## PROBLEM
Searching the material below, find each line that includes the word "Calendar", and copy it.

○ ○ ○ ○ ○ ○ ○

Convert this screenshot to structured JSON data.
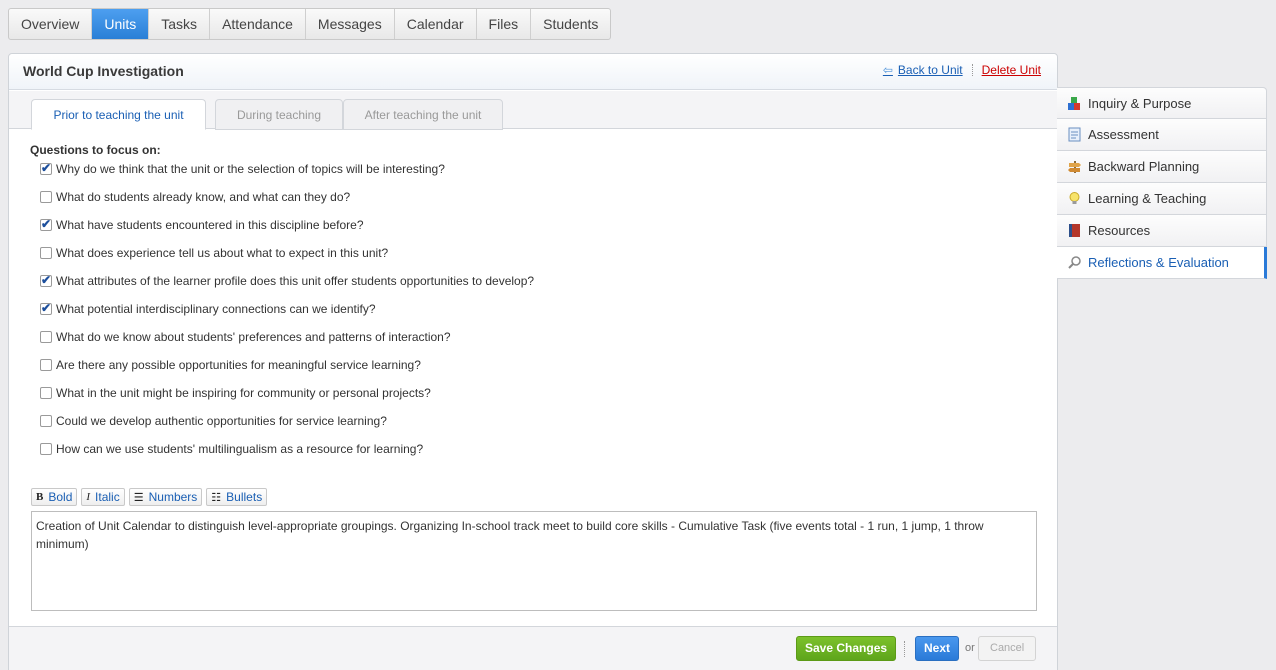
{
  "topnav": {
    "tabs": [
      "Overview",
      "Units",
      "Tasks",
      "Attendance",
      "Messages",
      "Calendar",
      "Files",
      "Students"
    ],
    "active": "Units"
  },
  "unit": {
    "title": "World Cup Investigation",
    "back_link": "Back to Unit",
    "delete_link": "Delete Unit"
  },
  "subtabs": [
    "Prior to teaching the unit",
    "During teaching",
    "After teaching the unit"
  ],
  "questions": {
    "heading": "Questions to focus on:",
    "items": [
      {
        "text": "Why do we think that the unit or the selection of topics will be interesting?",
        "checked": true
      },
      {
        "text": "What do students already know, and what can they do?",
        "checked": false
      },
      {
        "text": "What have students encountered in this discipline before?",
        "checked": true
      },
      {
        "text": "What does experience tell us about what to expect in this unit?",
        "checked": false
      },
      {
        "text": "What attributes of the learner profile does this unit offer students opportunities to develop?",
        "checked": true
      },
      {
        "text": "What potential interdisciplinary connections can we identify?",
        "checked": true
      },
      {
        "text": "What do we know about students' preferences and patterns of interaction?",
        "checked": false
      },
      {
        "text": "Are there any possible opportunities for meaningful service learning?",
        "checked": false
      },
      {
        "text": "What in the unit might be inspiring for community or personal projects?",
        "checked": false
      },
      {
        "text": "Could we develop authentic opportunities for service learning?",
        "checked": false
      },
      {
        "text": "How can we use students' multilingualism as a resource for learning?",
        "checked": false
      }
    ]
  },
  "toolbar": {
    "bold": "Bold",
    "italic": "Italic",
    "numbers": "Numbers",
    "bullets": "Bullets"
  },
  "editor": {
    "text": "Creation of Unit Calendar to distinguish level-appropriate groupings. Organizing In-school track meet to build core skills - Cumulative Task (five events total - 1 run, 1 jump, 1 throw minimum)"
  },
  "footer": {
    "save": "Save Changes",
    "next": "Next",
    "or": "or",
    "cancel": "Cancel"
  },
  "sidebar": {
    "items": [
      {
        "label": "Inquiry & Purpose",
        "icon": "blocks-icon"
      },
      {
        "label": "Assessment",
        "icon": "document-icon"
      },
      {
        "label": "Backward Planning",
        "icon": "signpost-icon"
      },
      {
        "label": "Learning & Teaching",
        "icon": "lightbulb-icon"
      },
      {
        "label": "Resources",
        "icon": "book-icon"
      },
      {
        "label": "Reflections & Evaluation",
        "icon": "magnifier-icon"
      }
    ],
    "active": "Reflections & Evaluation"
  },
  "colors": {
    "accent": "#2a7ad8",
    "save_green": "#6db322",
    "delete_red": "#cc0000",
    "link_blue": "#1a5fb4"
  }
}
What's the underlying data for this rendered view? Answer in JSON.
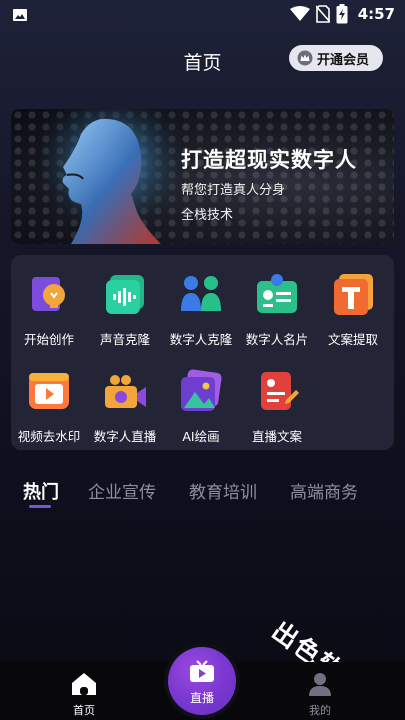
{
  "status": {
    "time": "4:57"
  },
  "header": {
    "title": "首页",
    "vip_label": "开通会员"
  },
  "banner": {
    "headline": "打造超现实数字人",
    "sub1": "帮您打造真人分身",
    "sub2": "全栈技术"
  },
  "tools": [
    {
      "label": "开始创作",
      "icon": "lightbulb-doc-icon"
    },
    {
      "label": "声音克隆",
      "icon": "sound-wave-icon"
    },
    {
      "label": "数字人克隆",
      "icon": "people-clone-icon"
    },
    {
      "label": "数字人名片",
      "icon": "id-card-icon"
    },
    {
      "label": "文案提取",
      "icon": "text-extract-icon"
    },
    {
      "label": "视频去水印",
      "icon": "video-play-icon"
    },
    {
      "label": "数字人直播",
      "icon": "camera-live-icon"
    },
    {
      "label": "AI绘画",
      "icon": "ai-picture-icon"
    },
    {
      "label": "直播文案",
      "icon": "document-pen-icon"
    }
  ],
  "tabs": [
    "热门",
    "企业宣传",
    "教育培训",
    "高端商务"
  ],
  "active_tab": "热门",
  "bottom_nav": {
    "home": "首页",
    "live": "直播",
    "mine": "我的"
  },
  "watermark": "出色软件站",
  "colors": {
    "accent": "#7b55d8",
    "live_button": "#8a3fd8"
  }
}
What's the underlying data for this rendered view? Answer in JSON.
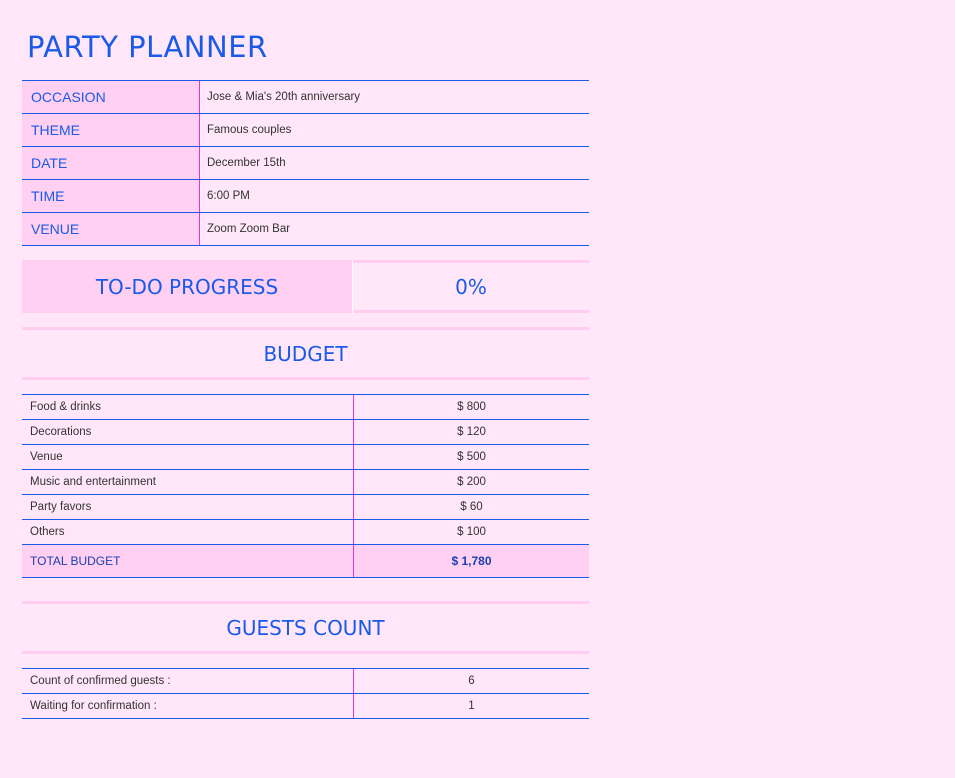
{
  "title": "PARTY PLANNER",
  "details": [
    {
      "label": "OCCASION",
      "value": "Jose & Mia's 20th anniversary"
    },
    {
      "label": "THEME",
      "value": "Famous couples"
    },
    {
      "label": "DATE",
      "value": "December 15th"
    },
    {
      "label": "TIME",
      "value": "6:00 PM"
    },
    {
      "label": "VENUE",
      "value": "Zoom Zoom Bar"
    }
  ],
  "progress": {
    "label": "TO-DO PROGRESS",
    "value": "0%"
  },
  "budget": {
    "heading": "BUDGET",
    "items": [
      {
        "label": "Food & drinks",
        "amount": "$ 800"
      },
      {
        "label": "Decorations",
        "amount": "$ 120"
      },
      {
        "label": "Venue",
        "amount": "$ 500"
      },
      {
        "label": "Music and entertainment",
        "amount": "$ 200"
      },
      {
        "label": "Party favors",
        "amount": "$ 60"
      },
      {
        "label": "Others",
        "amount": "$ 100"
      }
    ],
    "total_label": "TOTAL BUDGET",
    "total_amount": "$ 1,780"
  },
  "guests": {
    "heading": "GUESTS COUNT",
    "items": [
      {
        "label": "Count of confirmed guests :",
        "value": "6"
      },
      {
        "label": "Waiting for confirmation :",
        "value": "1"
      }
    ]
  },
  "colors": {
    "background": "#ffe6f8",
    "accent_blue": "#1a5ae8",
    "label_fill": "#ffd0f2",
    "divider_magenta": "#e23ac8"
  }
}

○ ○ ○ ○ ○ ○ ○

## RESULT BELOW
      "Calendar",
    "text": "Creation of Unit Calendar to distinguish level-appropriate groupings. Organizing In-school track meet to build core skills - Cumulative Task (five events total - 1 run, 1 jump, 1 throw minimum)"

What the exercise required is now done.